Acupuncture Reduces Cancer Pain and Painkiller Use, Study Finds
A recent study has found that real acupuncture can not only reduce a patient's cancer pain from various types of cancer, but also reduce their painkiller use.
BY Jessica Skarzynski
PUBLISHED January 10, 2020
Acupuncture and acupressure are significantly associated with reduced cancer pain and the use of painkillers, according to study findings published in JAMA Oncology. However, the researchers noted that additional research is needed to determine the benefit for specific cancer types and how best to integrate these practices into clinical care to reduce opioid use.
More than 70% of patients with cancer experience pain related to their disease and the growing problems surrounding the use and prescription of opioids in the United States has the American Society for Clinical Oncology and the National Comprehensive Cancer Network calling for non-pharmacological pain interventions such as acupuncture. But the research on the efficacy of these interventions has been largely inconsistent, the researchers explained.

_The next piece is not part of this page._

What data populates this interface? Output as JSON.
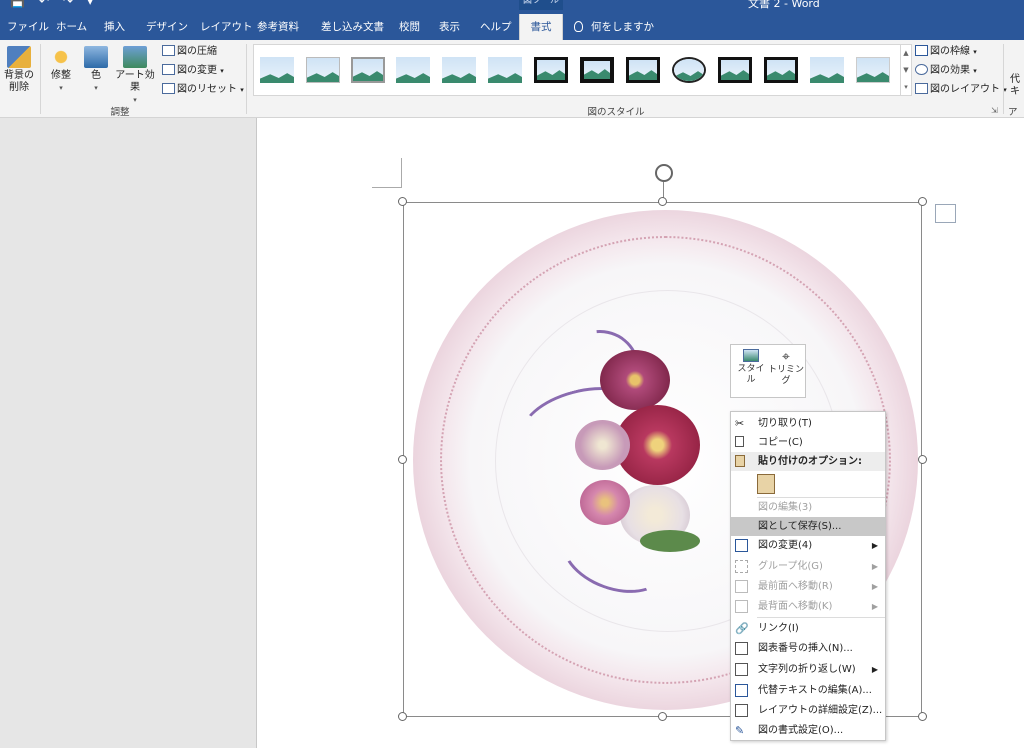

To address this concern, they performed a systemic review of 17 randomized clinical trials that included 1,111 patients and a meta-analysis of 14 trials with 920 patients. All studies were conducted in the United States, China, Australia, Brazil, France and Korea.
In the systemic review of 1,111 people, 515 (46%) were in the experimental group, 575 (52%) were in the control group and 21 (2%) were in a trial that assessed the outcome of acupuncture using an open-label cross-over design. Nine of the 17 trials were sham-controlled, meaning some participants received placebo, or fake acupuncture. Six studies compared real acupuncture with sham acupuncture and seven compared the combination of acupuncture and acupressure with pain relief therapy or usual care.

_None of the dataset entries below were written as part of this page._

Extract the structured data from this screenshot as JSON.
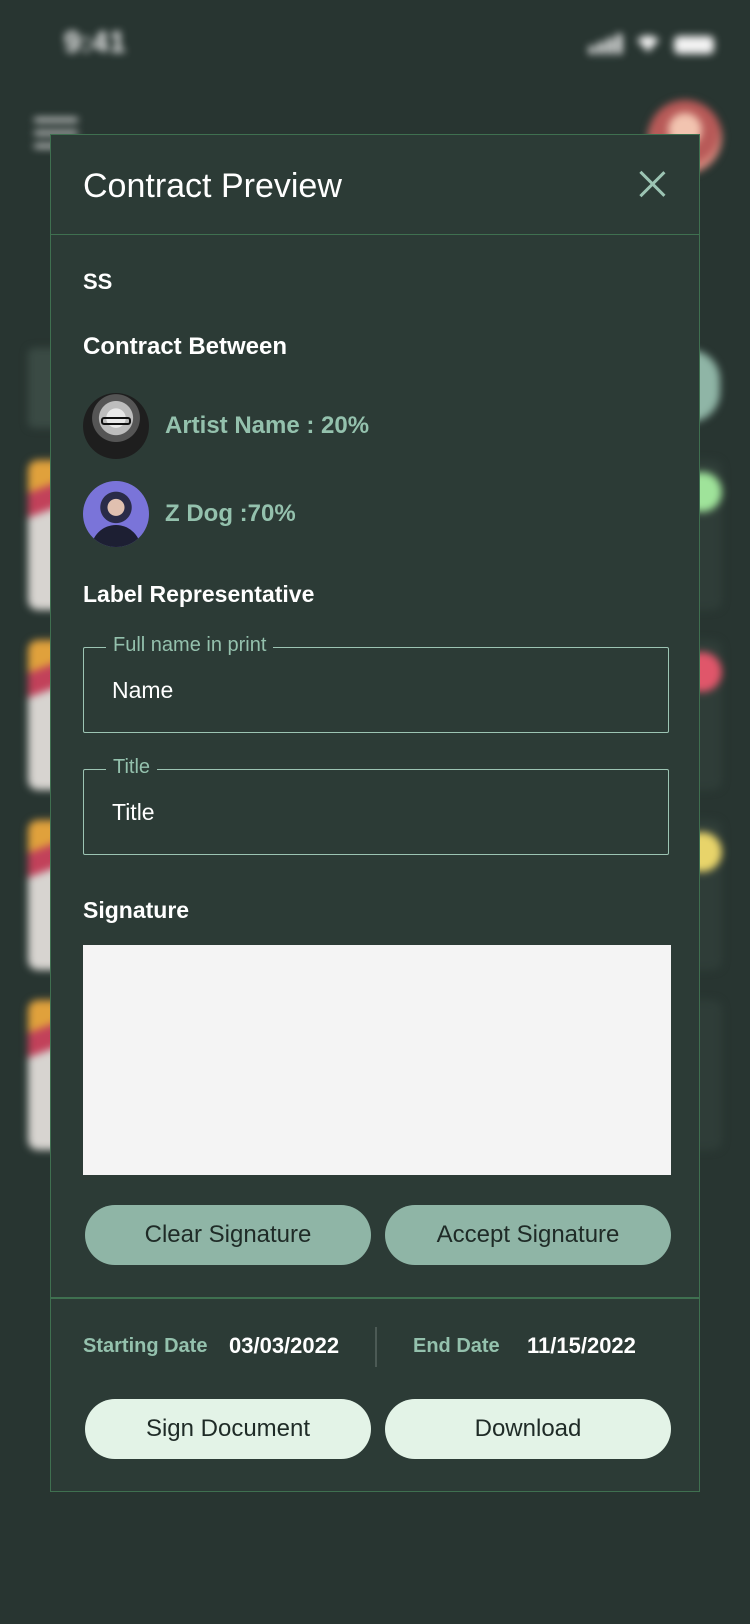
{
  "status_bar": {
    "time": "9:41"
  },
  "modal": {
    "title": "Contract Preview",
    "subtitle": "SS",
    "contract_between_heading": "Contract Between",
    "parties": [
      {
        "label": "Artist Name : 20%"
      },
      {
        "label": "Z Dog :70%"
      }
    ],
    "label_rep_heading": "Label Representative",
    "fields": {
      "full_name": {
        "legend": "Full name in print",
        "placeholder": "Name"
      },
      "title": {
        "legend": "Title",
        "placeholder": "Title"
      }
    },
    "signature_heading": "Signature",
    "buttons": {
      "clear_signature": "Clear Signature",
      "accept_signature": "Accept Signature",
      "sign_document": "Sign Document",
      "download": "Download"
    },
    "dates": {
      "start_label": "Starting Date",
      "start_value": "03/03/2022",
      "end_label": "End Date",
      "end_value": "11/15/2022"
    }
  },
  "colors": {
    "background": "#283531",
    "modal_bg": "#2c3b36",
    "accent_green": "#94c1ad",
    "button_mid": "#8fb5a6",
    "button_light": "#e3f3e7",
    "border": "#3f7050"
  },
  "icons": {
    "close": "close-icon",
    "menu": "menu-icon",
    "signal": "signal-icon",
    "wifi": "wifi-icon",
    "battery": "battery-icon"
  }
}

Overall, when compared with sham, real acupuncture was associated with reduced pain intensity. Additionally, when acupuncture or acupressure were combined with pain relief therapy, six trials found an association with reducing the intensity of pain. Two trials found that these interventions led to a reduced use of opioids for pain management. And while the systemic review found acupuncture to be associated with significant pain reduction, the meta-analysis found it to be associated with greater pain reduction when compared with sham control, which differs from previous review findings.

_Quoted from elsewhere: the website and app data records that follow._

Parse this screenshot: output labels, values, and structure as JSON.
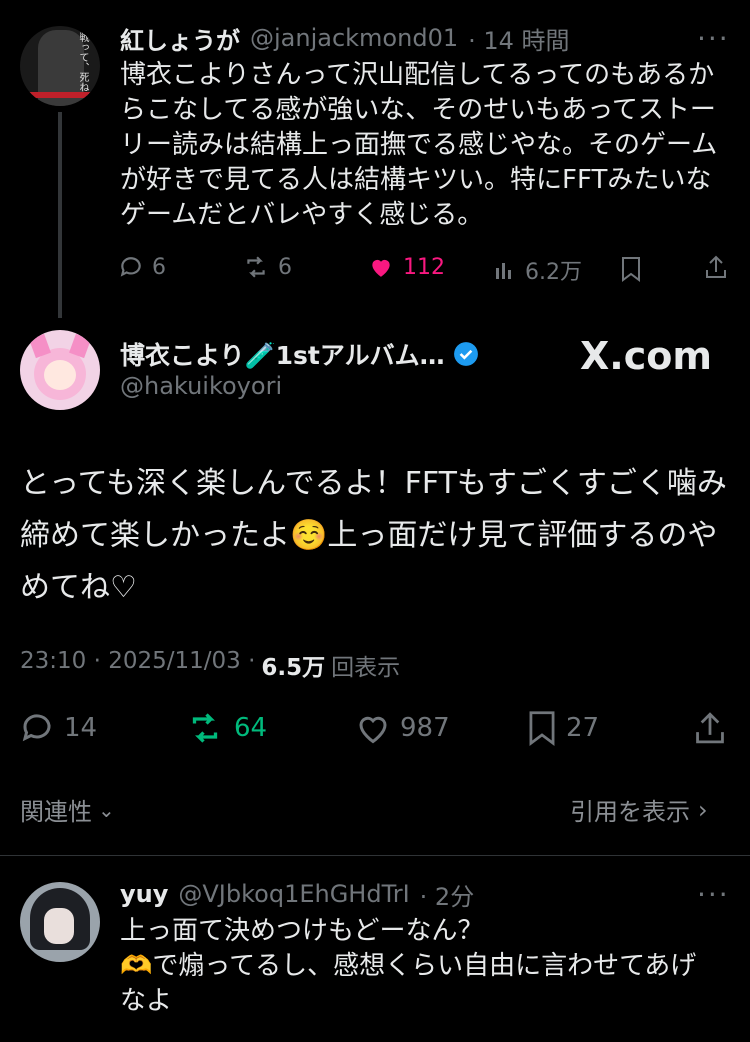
{
  "reply_parent": {
    "name": "紅しょうが",
    "handle": "@janjackmond01",
    "time": "· 14 時間",
    "text": "博衣こよりさんって沢山配信してるってのもあるからこなしてる感が強いな、そのせいもあってストーリー読みは結構上っ面撫でる感じやな。そのゲームが好きで見てる人は結構キツい。特にFFTみたいなゲームだとバレやすく感じる。",
    "replies": "6",
    "retweets": "6",
    "likes": "112",
    "views": "6.2万",
    "avatar_text": "戦って、死ね。"
  },
  "main_post": {
    "name": "博衣こより🧪1stアルバム…",
    "handle": "@hakuikoyori",
    "watermark": "X.com",
    "text": "とっても深く楽しんでるよ！FFTもすごくすごく噛み締めて楽しかったよ☺️上っ面だけ見て評価するのやめてね♡",
    "time": "23:10 · 2025/11/03 ·",
    "views_count": "6.5万",
    "views_label": "回表示",
    "replies": "14",
    "retweets": "64",
    "likes": "987",
    "bookmarks": "27",
    "related_label": "関連性",
    "quotes_label": "引用を表示"
  },
  "reply_child": {
    "name": "yuy",
    "handle": "@VJbkoq1EhGHdTrI",
    "time": "· 2分",
    "text": "上っ面て決めつけもどーなん？\n🫶で煽ってるし、感想くらい自由に言わせてあげなよ"
  },
  "colors": {
    "like": "#f91880",
    "retweet": "#00ba7c",
    "verified": "#1d9bf0"
  }
}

The side effects associated with acupuncture and acupressure were minor, the researchers noted and consisted primarily of skin and subcutaneous tissue disorder or slight pain at the application site. Six studies reported no side effects during the study period and no patients had to discontinue intervention because of side effects.
While this significant connection between acupuncture and/or acupressure and reduced cancer pain is promising, the researchers explained that the incorporation of acupuncture into pain management plans for patients with cancer remains a challenge. Patients may not always have the information or access they need to make informed decisions on whether to take advantage of these interventions. And although acupuncture and/or acupressure may sometimes be covered by insurance, the out of pocket cost to patients is often seen as a barrier to using these treatments.
The many different types of cancer pain, varied treatment methods and the multiple types of acupuncture and acupressure involved in the clinical trials that were analyzed create limitations, the researchers explained. However, the benefits seen in these studies suggest that more rigorous research into the connection between acupuncture/acupressure and cancer pain would be helpful for patients in search of non-pharmacological pain management therapies.